- Material to process

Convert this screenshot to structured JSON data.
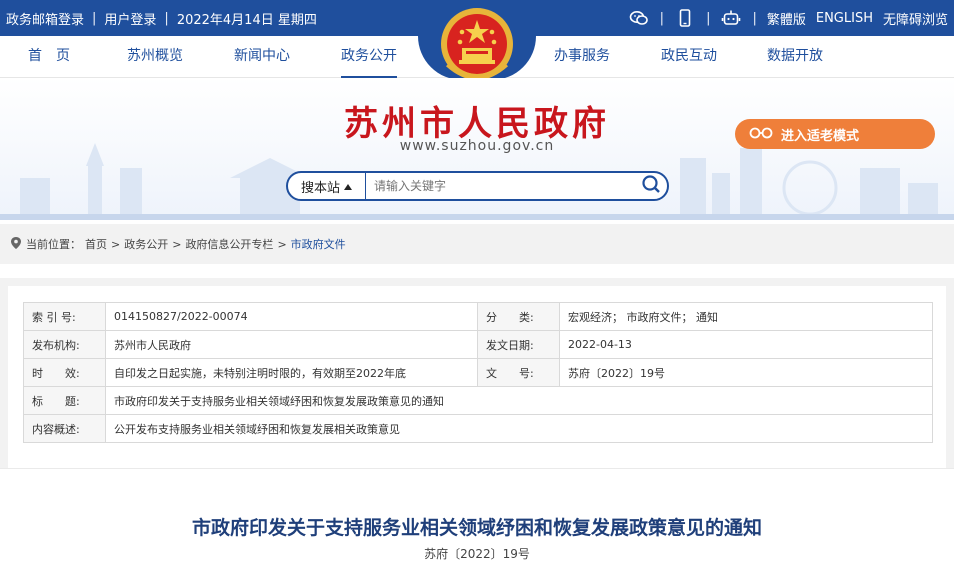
{
  "topbar": {
    "mail_login": "政务邮箱登录",
    "user_login": "用户登录",
    "date": "2022年4月14日 星期四",
    "sep": "|",
    "traditional": "繁體版",
    "english": "ENGLISH",
    "accessibility": "无障碍浏览",
    "icons": [
      "wechat-icon",
      "mobile-icon",
      "robot-icon"
    ]
  },
  "nav": {
    "items": [
      "首　页",
      "苏州概览",
      "新闻中心",
      "政务公开",
      "办事服务",
      "政民互动",
      "数据开放"
    ],
    "active": "政务公开"
  },
  "banner": {
    "title": "苏州市人民政府",
    "url": "www.suzhou.gov.cn",
    "elder_mode": "进入适老模式"
  },
  "search": {
    "scope": "搜本站",
    "placeholder": "请输入关键字"
  },
  "breadcrumb": {
    "label": "当前位置：",
    "items": [
      "首页",
      "政务公开",
      "政府信息公开专栏",
      "市政府文件"
    ],
    "separator": ">"
  },
  "info": {
    "index_label": "索 引 号:",
    "index_value": "014150827/2022-00074",
    "category_label": "分　　类:",
    "category_value": "宏观经济；  市政府文件；  通知",
    "org_label": "发布机构:",
    "org_value": "苏州市人民政府",
    "date_label": "发文日期:",
    "date_value": "2022-04-13",
    "validity_label": "时　　效:",
    "validity_value": "自印发之日起实施，未特别注明时限的，有效期至2022年底",
    "docno_label": "文　　号:",
    "docno_value": "苏府〔2022〕19号",
    "title_label": "标　　题:",
    "title_value": "市政府印发关于支持服务业相关领域纾困和恢复发展政策意见的通知",
    "summary_label": "内容概述:",
    "summary_value": "公开发布支持服务业相关领域纾困和恢复发展相关政策意见"
  },
  "article": {
    "title": "市政府印发关于支持服务业相关领域纾困和恢复发展政策意见的通知",
    "doc_no": "苏府〔2022〕19号"
  },
  "colors": {
    "brand_blue": "#1f4f9d",
    "title_red": "#c8161d",
    "elder_orange": "#ef7f3a"
  }
}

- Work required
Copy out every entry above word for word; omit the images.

- Written answer
Convert this screenshot to structured JSON data.
{
  "topbar": {
    "mail_login": "政务邮箱登录",
    "user_login": "用户登录",
    "date": "2022年4月14日 星期四",
    "sep": "|",
    "traditional": "繁體版",
    "english": "ENGLISH",
    "accessibility": "无障碍浏览",
    "icons": [
      "wechat-icon",
      "mobile-icon",
      "robot-icon"
    ]
  },
  "nav": {
    "items": [
      "首　页",
      "苏州概览",
      "新闻中心",
      "政务公开",
      "办事服务",
      "政民互动",
      "数据开放"
    ],
    "active": "政务公开"
  },
  "banner": {
    "title": "苏州市人民政府",
    "url": "www.suzhou.gov.cn",
    "elder_mode": "进入适老模式"
  },
  "search": {
    "scope": "搜本站",
    "placeholder": "请输入关键字"
  },
  "breadcrumb": {
    "label": "当前位置：",
    "items": [
      "首页",
      "政务公开",
      "政府信息公开专栏",
      "市政府文件"
    ],
    "separator": ">"
  },
  "info": {
    "index_label": "索 引 号:",
    "index_value": "014150827/2022-00074",
    "category_label": "分　　类:",
    "category_value": "宏观经济；  市政府文件；  通知",
    "org_label": "发布机构:",
    "org_value": "苏州市人民政府",
    "date_label": "发文日期:",
    "date_value": "2022-04-13",
    "validity_label": "时　　效:",
    "validity_value": "自印发之日起实施，未特别注明时限的，有效期至2022年底",
    "docno_label": "文　　号:",
    "docno_value": "苏府〔2022〕19号",
    "title_label": "标　　题:",
    "title_value": "市政府印发关于支持服务业相关领域纾困和恢复发展政策意见的通知",
    "summary_label": "内容概述:",
    "summary_value": "公开发布支持服务业相关领域纾困和恢复发展相关政策意见"
  },
  "article": {
    "title": "市政府印发关于支持服务业相关领域纾困和恢复发展政策意见的通知",
    "doc_no": "苏府〔2022〕19号"
  },
  "colors": {
    "brand_blue": "#1f4f9d",
    "title_red": "#c8161d",
    "elder_orange": "#ef7f3a"
  }
}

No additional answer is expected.